▸ **WHAT YOU SHOULD DO**: Your reply should be one number: how many lines of the records below contain the string "опоросу".

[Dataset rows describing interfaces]
----------

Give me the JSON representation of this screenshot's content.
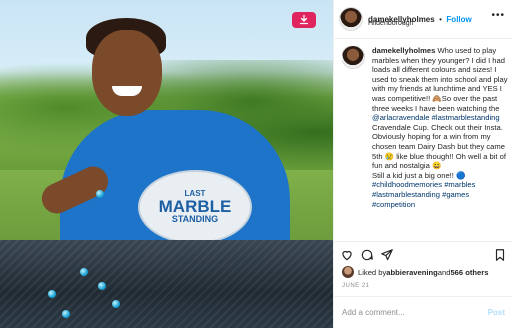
{
  "post": {
    "username": "damekellyholmes",
    "location": "Hildenborough",
    "follow_separator": "•",
    "follow_label": "Follow",
    "badge": {
      "line1": "LAST",
      "line2": "MARBLE",
      "line3": "STANDING"
    },
    "caption": {
      "username": "damekellyholmes",
      "text_1": "Who used to play marbles when they younger? I did I had loads all different colours and sizes! I used to sneak them into school and play with my friends at lunchtime and YES I was competitive!! 🙈So over the past three weeks I have been watching the ",
      "tag_1": "@arlacravendale",
      "text_2": " ",
      "tag_2": "#lastmarblestanding",
      "text_3": " Cravendale Cup. Check out their Insta. Obviously hoping for a win from my chosen team Dairy Dash but they came 5th 😢 like blue though!! Oh well a bit of fun and nostalgia 😄",
      "text_4": "Still a kid just a big one!! 🔵",
      "tag_3": "#childhoodmemories",
      "tag_4": "#marbles",
      "tag_5": "#lastmarblestanding",
      "tag_6": "#games",
      "tag_7": "#competition"
    },
    "likes": {
      "prefix": "Liked by ",
      "user": "abbieravening",
      "middle": " and ",
      "count": "566 others"
    },
    "date": "JUNE 21",
    "comment_placeholder": "Add a comment...",
    "post_label": "Post",
    "icons": [
      "heart-icon",
      "comment-icon",
      "share-icon",
      "bookmark-icon",
      "more-icon",
      "save-to-pinterest-icon"
    ],
    "colors": {
      "link": "#0095f6",
      "hashtag": "#00376b",
      "save": "#e0245e"
    }
  }
}
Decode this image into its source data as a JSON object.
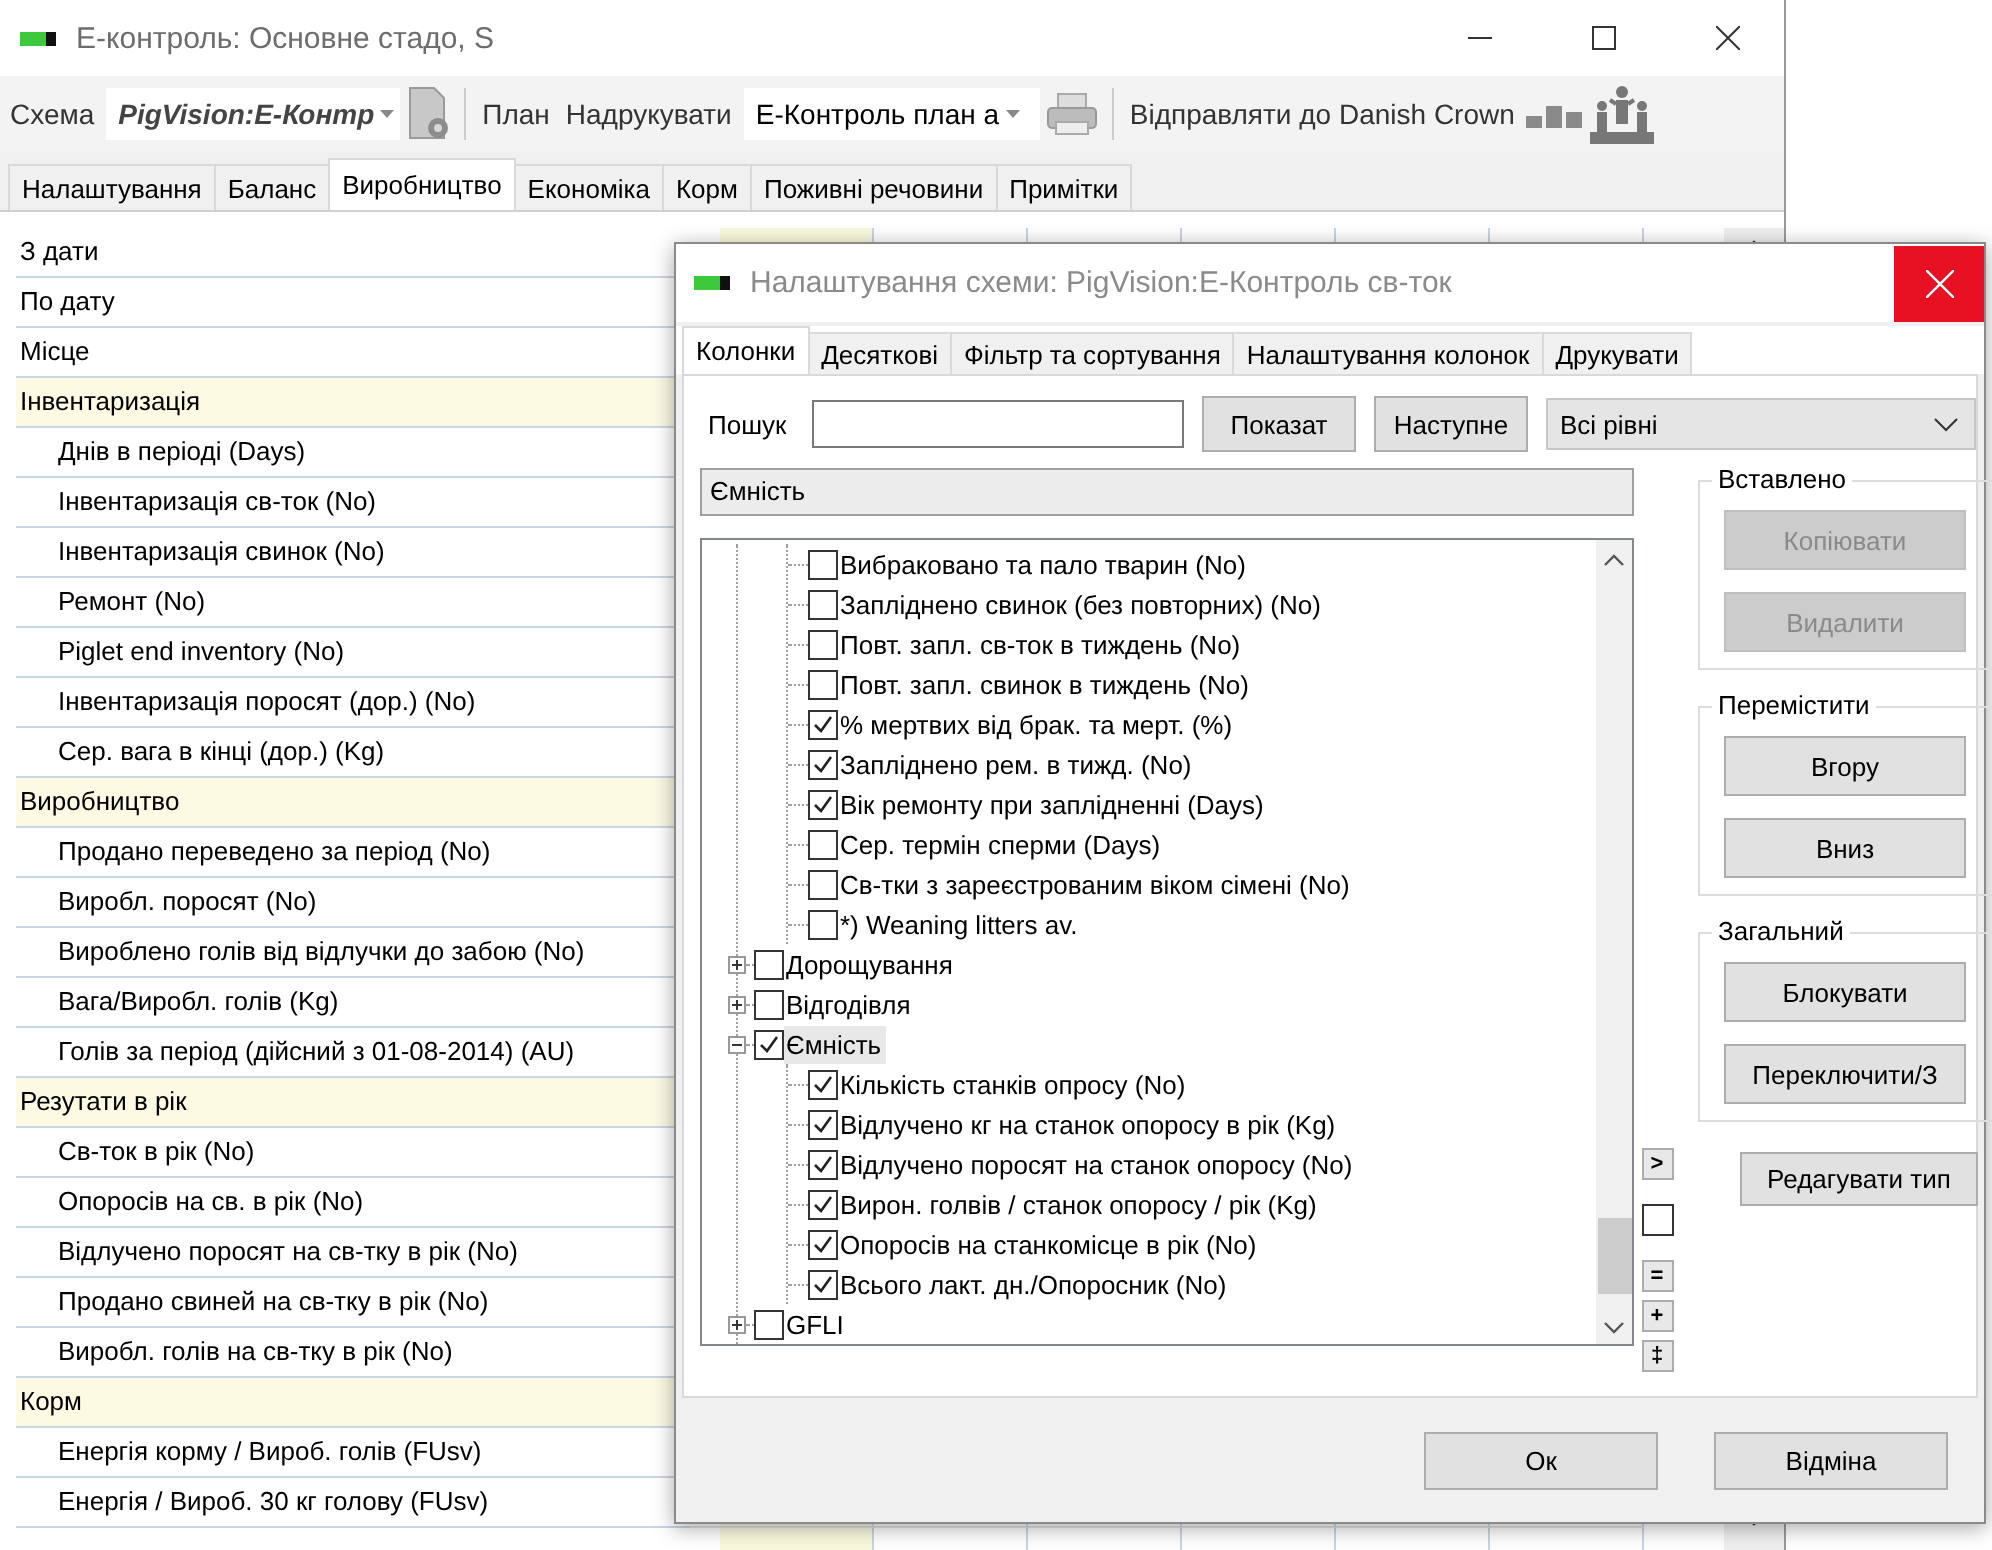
{
  "window": {
    "title": "E-контроль: Основне стадо, S"
  },
  "toolbar": {
    "scheme_label": "Схема",
    "scheme_value": "PigVision:E-Контр",
    "plan_button": "План",
    "print_button": "Надрукувати",
    "plan_value": "E-Контроль план а",
    "send_button": "Відправляти до Danish Crown"
  },
  "tabs": [
    {
      "label": "Налаштування",
      "selected": false
    },
    {
      "label": "Баланс",
      "selected": false
    },
    {
      "label": "Виробництво",
      "selected": true
    },
    {
      "label": "Економіка",
      "selected": false
    },
    {
      "label": "Корм",
      "selected": false
    },
    {
      "label": "Поживні речовини",
      "selected": false
    },
    {
      "label": "Примітки",
      "selected": false
    }
  ],
  "rows": [
    {
      "kind": "field",
      "label": "З дати"
    },
    {
      "kind": "field",
      "label": "По дату"
    },
    {
      "kind": "field",
      "label": "Місце"
    },
    {
      "kind": "section",
      "label": "Інвентаризація"
    },
    {
      "kind": "item",
      "label": "Днів в періоді (Days)"
    },
    {
      "kind": "item",
      "label": "Інвентаризація св-ток (No)"
    },
    {
      "kind": "item",
      "label": "Інвентаризація свинок (No)"
    },
    {
      "kind": "item",
      "label": "Ремонт (No)"
    },
    {
      "kind": "item",
      "label": "Piglet end inventory (No)"
    },
    {
      "kind": "item",
      "label": "Інвентаризація поросят (дор.) (No)"
    },
    {
      "kind": "item",
      "label": "Сер. вага в кінці (дор.) (Kg)"
    },
    {
      "kind": "section",
      "label": "Виробництво"
    },
    {
      "kind": "item",
      "label": "Продано переведено за період (No)"
    },
    {
      "kind": "item",
      "label": "Виробл. поросят (No)"
    },
    {
      "kind": "item",
      "label": "Вироблено голів від відлучки до забою (No)"
    },
    {
      "kind": "item",
      "label": "Вага/Виробл. голів (Kg)"
    },
    {
      "kind": "item",
      "label": "Голів за період (дійсний з 01-08-2014) (AU)"
    },
    {
      "kind": "section",
      "label": "Резутати в рік"
    },
    {
      "kind": "item",
      "label": "Св-ток в рік (No)"
    },
    {
      "kind": "item",
      "label": "Опоросів на св. в рік (No)"
    },
    {
      "kind": "item",
      "label": "Відлучено поросят на св-тку в рік (No)"
    },
    {
      "kind": "item",
      "label": "Продано свиней на св-тку в рік (No)"
    },
    {
      "kind": "item",
      "label": "Виробл. голів на св-тку в рік (No)"
    },
    {
      "kind": "section",
      "label": "Корм"
    },
    {
      "kind": "item",
      "label": "Енергія корму / Вироб. голів (FUsv)"
    },
    {
      "kind": "item",
      "label": "Енергія / Вироб. 30 кг голову (FUsv)"
    }
  ],
  "dialog": {
    "title": "Налаштування схеми: PigVision:E-Контроль св-ток",
    "tabs": [
      {
        "label": "Колонки",
        "selected": true
      },
      {
        "label": "Десяткові",
        "selected": false
      },
      {
        "label": "Фільтр та сортування",
        "selected": false
      },
      {
        "label": "Налаштування колонок",
        "selected": false
      },
      {
        "label": "Друкувати",
        "selected": false
      }
    ],
    "search_label": "Пошук",
    "show_button": "Показат",
    "next_button": "Наступне",
    "level_select": "Всі рівні",
    "current": "Ємність",
    "tree": {
      "orphan_children": [
        {
          "label": "Вибраковано та пало тварин (No)",
          "checked": false,
          "selected": false
        },
        {
          "label": "Запліднено свинок  (без повторних) (No)",
          "checked": false,
          "selected": false
        },
        {
          "label": "Повт. запл. св-ток в тиждень (No)",
          "checked": false,
          "selected": false
        },
        {
          "label": "Повт. запл. свинок в тиждень (No)",
          "checked": false,
          "selected": false
        },
        {
          "label": "% мертвих від брак. та мерт. (%)",
          "checked": true,
          "selected": false
        },
        {
          "label": "Запліднено рем. в тижд. (No)",
          "checked": true,
          "selected": false
        },
        {
          "label": "Вік ремонту при заплідненні (Days)",
          "checked": true,
          "selected": false
        },
        {
          "label": "Сер. термін сперми (Days)",
          "checked": false,
          "selected": false
        },
        {
          "label": "Св-тки з зареєстрованим віком сімені (No)",
          "checked": false,
          "selected": false
        },
        {
          "label": "*) Weaning litters av.",
          "checked": false,
          "selected": false
        }
      ],
      "nodes": [
        {
          "label": "Дорощування",
          "checked": false,
          "expanded": false,
          "selected": false
        },
        {
          "label": "Відгодівля",
          "checked": false,
          "expanded": false,
          "selected": false
        },
        {
          "label": "Ємність",
          "checked": true,
          "expanded": true,
          "selected": true,
          "children": [
            {
              "label": "Кількість станків опросу (No)",
              "checked": true,
              "selected": false
            },
            {
              "label": "Відлучено кг на станок опоросу в рік (Kg)",
              "checked": true,
              "selected": false
            },
            {
              "label": "Відлучено поросят на станок опоросу (No)",
              "checked": true,
              "selected": false
            },
            {
              "label": "Вирон. голвів / станок опоросу / рік (Kg)",
              "checked": true,
              "selected": false
            },
            {
              "label": "Опоросів на станкомісце в рік (No)",
              "checked": true,
              "selected": false
            },
            {
              "label": "Всього лакт. дн./Опоросник (No)",
              "checked": true,
              "selected": false
            }
          ]
        },
        {
          "label": "GFLI",
          "checked": false,
          "expanded": false,
          "selected": false
        }
      ]
    },
    "groups": [
      {
        "title": "Вставлено",
        "buttons": [
          {
            "label": "Копіювати",
            "disabled": true
          },
          {
            "label": "Видалити",
            "disabled": true
          }
        ]
      },
      {
        "title": "Перемістити",
        "buttons": [
          {
            "label": "Вгору",
            "disabled": false
          },
          {
            "label": "Вниз",
            "disabled": false
          }
        ]
      },
      {
        "title": "Загальний",
        "buttons": [
          {
            "label": "Блокувати",
            "disabled": false
          },
          {
            "label": "Переключити/З",
            "disabled": false
          }
        ]
      }
    ],
    "edit_type_button": "Редагувати тип",
    "side_controls": [
      {
        "kind": "button",
        "text": ">"
      },
      {
        "kind": "checkbox",
        "checked": false
      },
      {
        "kind": "button",
        "text": "="
      },
      {
        "kind": "button",
        "text": "+"
      },
      {
        "kind": "button",
        "text": "‡"
      }
    ],
    "ok_button": "Ок",
    "cancel_button": "Відміна"
  }
}
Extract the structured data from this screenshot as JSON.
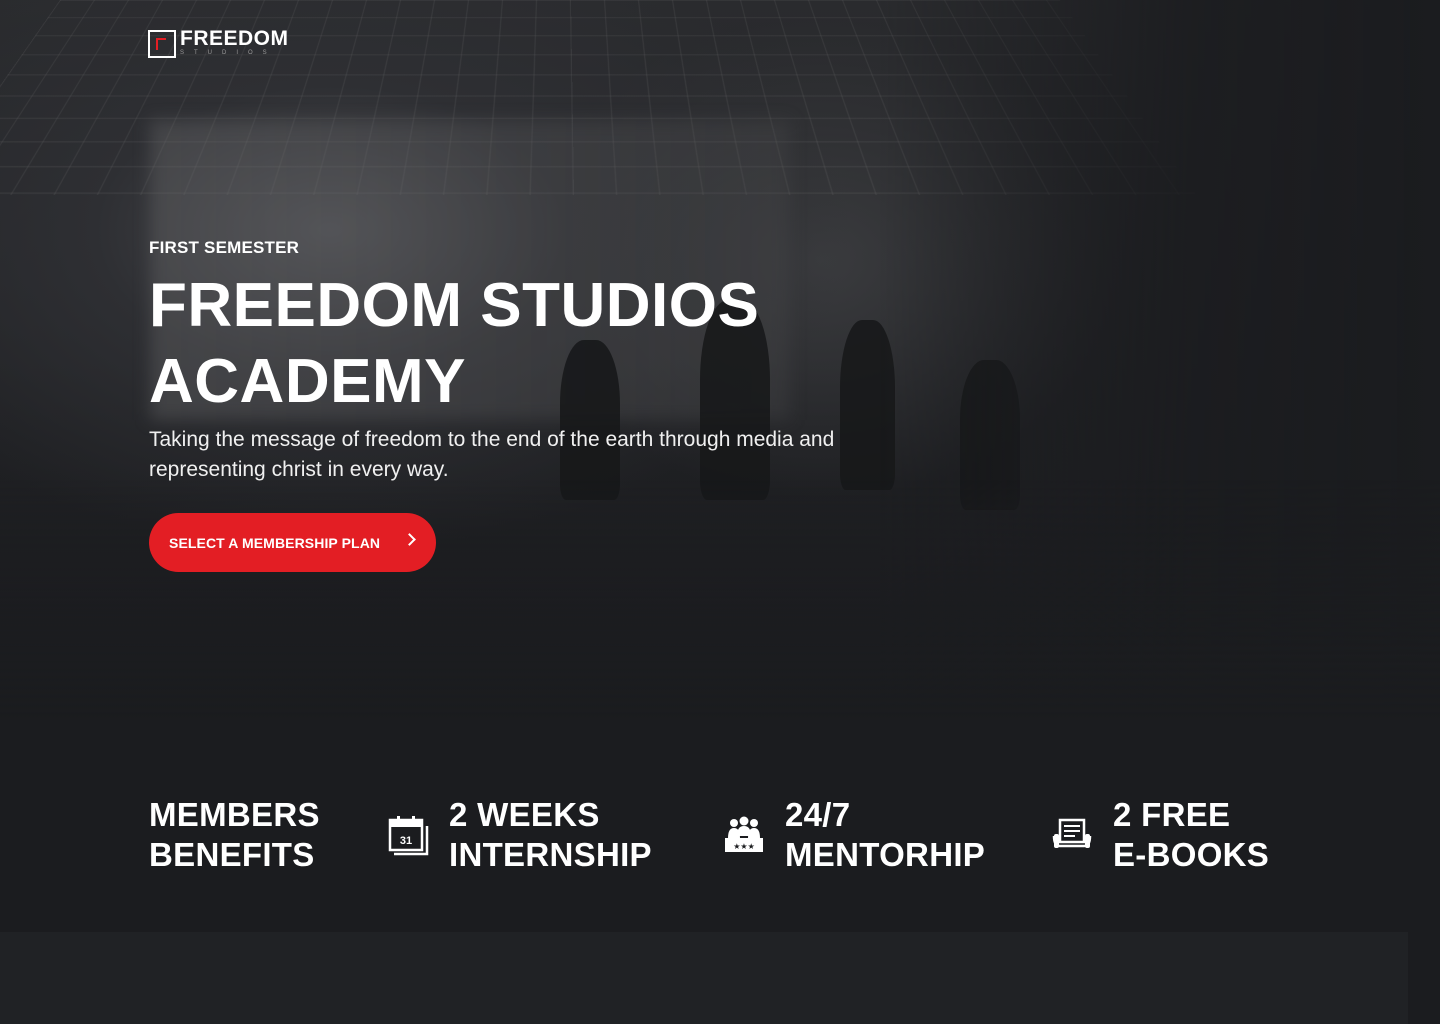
{
  "brand": {
    "name": "FREEDOM",
    "sub": "STUDIOS",
    "accent_color": "#e31e24"
  },
  "hero": {
    "eyebrow": "FIRST SEMESTER",
    "title_line1": "FREEDOM STUDIOS",
    "title_line2": "ACADEMY",
    "subtitle": "Taking the message of freedom to the end of the earth through media and representing christ in every way.",
    "cta_label": "SELECT A MEMBERSHIP PLAN",
    "cta_icon": "chevron-right-icon"
  },
  "benefits": {
    "heading_line1": "MEMBERS",
    "heading_line2": "BENEFITS",
    "items": [
      {
        "icon": "calendar-icon",
        "calendar_day": "31",
        "line1": "2 WEEKS",
        "line2": "INTERNSHIP"
      },
      {
        "icon": "group-icon",
        "line1": "24/7",
        "line2": "MENTORHIP"
      },
      {
        "icon": "ebook-icon",
        "line1": "2 FREE",
        "line2": "E-BOOKS"
      }
    ]
  }
}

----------

▸ **SOLUTION**: 3